2 1/2 - 3 months of research on this person; my Evernote online notebook is full and so is my real hard copy notebook. But when I revised and revised this story, I had to cut out many facts and areas of this person's life. It was extremely painful. All those months of digging up these gems of facts and anecdotes, only to ditch them. But wait...those facts aren't gone forever. I can use them in my back matter or save them for a future web site spot for students and teachers. Relief!
So exactly what belongs in the back matter? I've been studying the pros, and the sky's the limit. Each book is unique in how its handled. Some leave a small author's note explaining how they were connected with the subject. Others leave 2-3-4 pages of additional information. Here are some examples:
In Noah Webster and His Words, the story stops on page 29. A double-spread timeline takes up pages 30-31, and on page 32 is more about Noah's life, and a bibliography divided into primary resources, secondary resources, and web sites.
In A Beam of Light, there are 14.5 spreads of story, then one double-spread with the author's note, four sections of additional information about Albert Einstein, and then books for further reading, plus one web site.
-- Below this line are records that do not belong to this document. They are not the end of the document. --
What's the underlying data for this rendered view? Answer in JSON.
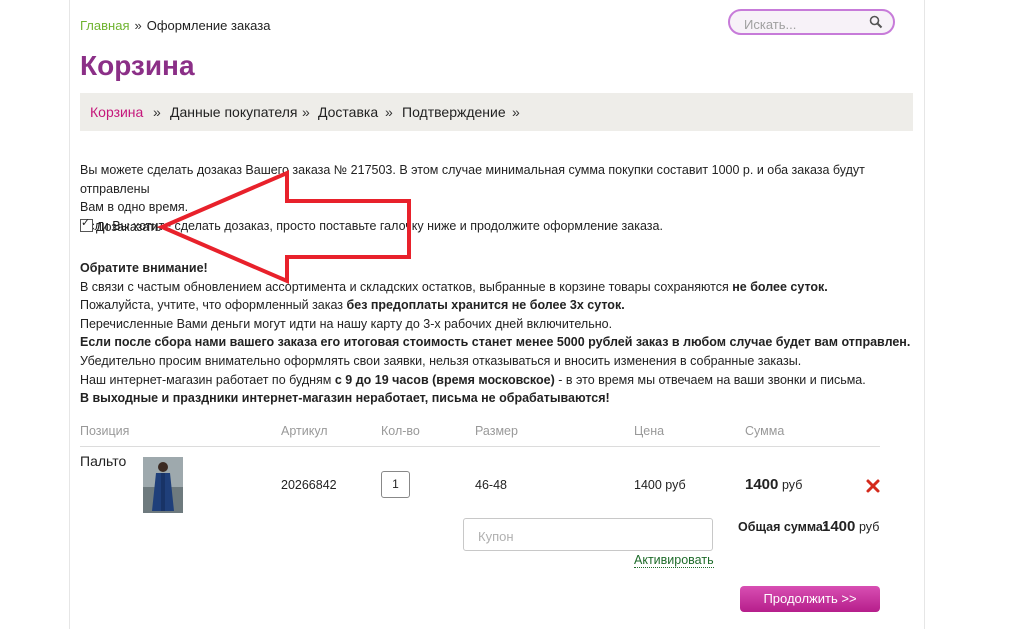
{
  "breadcrumb": {
    "home": "Главная",
    "separator": "»",
    "current": "Оформление заказа"
  },
  "search": {
    "placeholder": "Искать..."
  },
  "page_title": "Корзина",
  "steps": [
    {
      "label": "Корзина",
      "active": true
    },
    {
      "label": "Данные покупателя",
      "active": false
    },
    {
      "label": "Доставка",
      "active": false
    },
    {
      "label": "Подтверждение",
      "active": false
    }
  ],
  "step_separator": "»",
  "info": {
    "line1": "Вы можете сделать дозаказ Вашего заказа № 217503. В этом случае минимальная сумма покупки составит 1000 р. и оба заказа будут отправлены",
    "line2": "Вам в одно время.",
    "line3": "Если Вы хотите сделать дозаказ, просто поставьте галочку ниже и продолжите оформление заказа.",
    "checkbox_label": "Дозаказать",
    "checkbox_checked": true
  },
  "notice": {
    "heading": "Обратите внимание!",
    "l1a": "В связи с частым обновлением ассортимента и складских остатков, выбранные в корзине товары сохраняются ",
    "l1b": "не более суток.",
    "l2a": "Пожалуйста, учтите, что оформленный заказ ",
    "l2b": "без предоплаты хранится не более 3х суток.",
    "l3": "Перечисленные Вами деньги могут идти на нашу карту до 3-х рабочих дней включительно.",
    "l4": "Если после сбора нами вашего заказа его итоговая стоимость станет менее 5000 рублей заказ в любом случае будет вам отправлен.",
    "l5": "Убедительно просим внимательно оформлять свои заявки, нельзя отказываться и вносить изменения в собранные заказы.",
    "l6a": "Наш интернет-магазин работает по будням ",
    "l6b": "с 9 до 19 часов (время московское)",
    "l6c": " - в это время мы отвечаем на ваши звонки и письма.",
    "l7": "В выходные и праздники интернет-магазин неработает, письма не обрабатываются!"
  },
  "table": {
    "headers": [
      "Позиция",
      "Артикул",
      "Кол-во",
      "Размер",
      "Цена",
      "Сумма"
    ],
    "item": {
      "name": "Пальто",
      "article": "20266842",
      "qty": "1",
      "size": "46-48",
      "price": "1400 руб",
      "sum_value": "1400",
      "sum_unit": "руб"
    }
  },
  "coupon": {
    "placeholder": "Купон",
    "activate": "Активировать"
  },
  "total": {
    "label": "Общая сумма:",
    "value": "1400",
    "unit": "руб"
  },
  "continue_label": "Продолжить >>",
  "colors": {
    "accent": "#8b2f87",
    "active_step": "#c5177b",
    "home_link": "#6fb32f",
    "arrow": "#e8212b"
  }
}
A Splash of Red includes 5 pages of back matter! The first page has a historical note (more info about Horace Pippin) plus his real photograph. The next spread includes the author's note, illustrator's note, a list of books for further reading, a film, web sites, quotation sources, and an acknowledgements section (thanking everyone who helped with the book including museum people). The last spread in the back matter is a map of places to find Horace's art.
Who Says Women Can't Be Doctors has a double spread with the author's note of more about Elizabeth Blackwell and sources used.
Wow. The back matter is no simple matter! I think the more you have to offer the editor is better. And then the editor can choose what to use. I've already written a short author's note of how I'm connected with my subject, additional information about my subject (mostly those facts I had to cut out of the original story), a timeline, and a bibliography separated by primary and secondary sources. Perhaps I should slim the sources down for "further reading" for children. I also have a list of photographs in public domain that might be helpful to the future illustrator.
I realized all this back matter must fit within the confines of a 32 page picture book unless the publisher decides on extra pages. Oh no! Perhaps more cutting.
If you want to read more about back matter, I found a few posts.
"Today's Picture Book Biographies: Back Matter Matters," The Horn Book.
"How to Handle Picture Book Back Matter During Submission" Dear Editor.com (read the comments, too)
"Beautiful Back Matter," INK (Interesting Nonfiction for Kids) web site
What are your thoughts? What do you think should be included?
Tina M. Cho, children's author
I'm a children's author and freelance writer for the educational market. Welcome!